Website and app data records
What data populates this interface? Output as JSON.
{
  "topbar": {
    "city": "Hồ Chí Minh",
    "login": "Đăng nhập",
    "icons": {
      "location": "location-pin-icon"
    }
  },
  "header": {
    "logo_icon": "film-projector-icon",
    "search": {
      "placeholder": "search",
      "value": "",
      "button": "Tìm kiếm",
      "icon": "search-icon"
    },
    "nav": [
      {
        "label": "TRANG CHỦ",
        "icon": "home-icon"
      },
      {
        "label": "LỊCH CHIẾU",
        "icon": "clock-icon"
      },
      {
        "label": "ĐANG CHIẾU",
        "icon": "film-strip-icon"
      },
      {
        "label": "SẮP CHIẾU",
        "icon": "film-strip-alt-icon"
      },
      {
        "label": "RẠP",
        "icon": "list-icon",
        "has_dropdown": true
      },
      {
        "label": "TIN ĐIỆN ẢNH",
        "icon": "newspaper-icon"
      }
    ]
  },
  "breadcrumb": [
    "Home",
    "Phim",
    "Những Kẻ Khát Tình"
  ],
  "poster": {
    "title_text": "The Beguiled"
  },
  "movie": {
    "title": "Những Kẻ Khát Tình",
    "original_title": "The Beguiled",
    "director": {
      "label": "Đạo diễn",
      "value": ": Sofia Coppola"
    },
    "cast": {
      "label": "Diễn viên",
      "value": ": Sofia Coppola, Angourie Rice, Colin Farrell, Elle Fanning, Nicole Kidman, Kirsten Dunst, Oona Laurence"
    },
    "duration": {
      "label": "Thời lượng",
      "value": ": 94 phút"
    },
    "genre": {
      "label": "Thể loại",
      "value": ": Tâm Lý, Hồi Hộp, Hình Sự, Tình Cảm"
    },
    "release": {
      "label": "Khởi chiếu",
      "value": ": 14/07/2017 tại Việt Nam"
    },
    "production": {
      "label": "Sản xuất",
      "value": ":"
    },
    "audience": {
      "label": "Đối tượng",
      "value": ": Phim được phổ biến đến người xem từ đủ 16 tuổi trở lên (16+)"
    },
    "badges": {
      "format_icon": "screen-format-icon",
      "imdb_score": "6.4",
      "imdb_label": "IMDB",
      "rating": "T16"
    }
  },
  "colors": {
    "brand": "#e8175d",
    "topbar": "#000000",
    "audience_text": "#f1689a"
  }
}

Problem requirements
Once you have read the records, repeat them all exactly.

Problem solution
What data populates this interface? Output as JSON.
{
  "topbar": {
    "city": "Hồ Chí Minh",
    "login": "Đăng nhập",
    "icons": {
      "location": "location-pin-icon"
    }
  },
  "header": {
    "logo_icon": "film-projector-icon",
    "search": {
      "placeholder": "search",
      "value": "",
      "button": "Tìm kiếm",
      "icon": "search-icon"
    },
    "nav": [
      {
        "label": "TRANG CHỦ",
        "icon": "home-icon"
      },
      {
        "label": "LỊCH CHIẾU",
        "icon": "clock-icon"
      },
      {
        "label": "ĐANG CHIẾU",
        "icon": "film-strip-icon"
      },
      {
        "label": "SẮP CHIẾU",
        "icon": "film-strip-alt-icon"
      },
      {
        "label": "RẠP",
        "icon": "list-icon",
        "has_dropdown": true
      },
      {
        "label": "TIN ĐIỆN ẢNH",
        "icon": "newspaper-icon"
      }
    ]
  },
  "breadcrumb": [
    "Home",
    "Phim",
    "Những Kẻ Khát Tình"
  ],
  "poster": {
    "title_text": "The Beguiled"
  },
  "movie": {
    "title": "Những Kẻ Khát Tình",
    "original_title": "The Beguiled",
    "director": {
      "label": "Đạo diễn",
      "value": ": Sofia Coppola"
    },
    "cast": {
      "label": "Diễn viên",
      "value": ": Sofia Coppola, Angourie Rice, Colin Farrell, Elle Fanning, Nicole Kidman, Kirsten Dunst, Oona Laurence"
    },
    "duration": {
      "label": "Thời lượng",
      "value": ": 94 phút"
    },
    "genre": {
      "label": "Thể loại",
      "value": ": Tâm Lý, Hồi Hộp, Hình Sự, Tình Cảm"
    },
    "release": {
      "label": "Khởi chiếu",
      "value": ": 14/07/2017 tại Việt Nam"
    },
    "production": {
      "label": "Sản xuất",
      "value": ":"
    },
    "audience": {
      "label": "Đối tượng",
      "value": ": Phim được phổ biến đến người xem từ đủ 16 tuổi trở lên (16+)"
    },
    "badges": {
      "format_icon": "screen-format-icon",
      "imdb_score": "6.4",
      "imdb_label": "IMDB",
      "rating": "T16"
    }
  },
  "colors": {
    "brand": "#e8175d",
    "topbar": "#000000",
    "audience_text": "#f1689a"
  }
}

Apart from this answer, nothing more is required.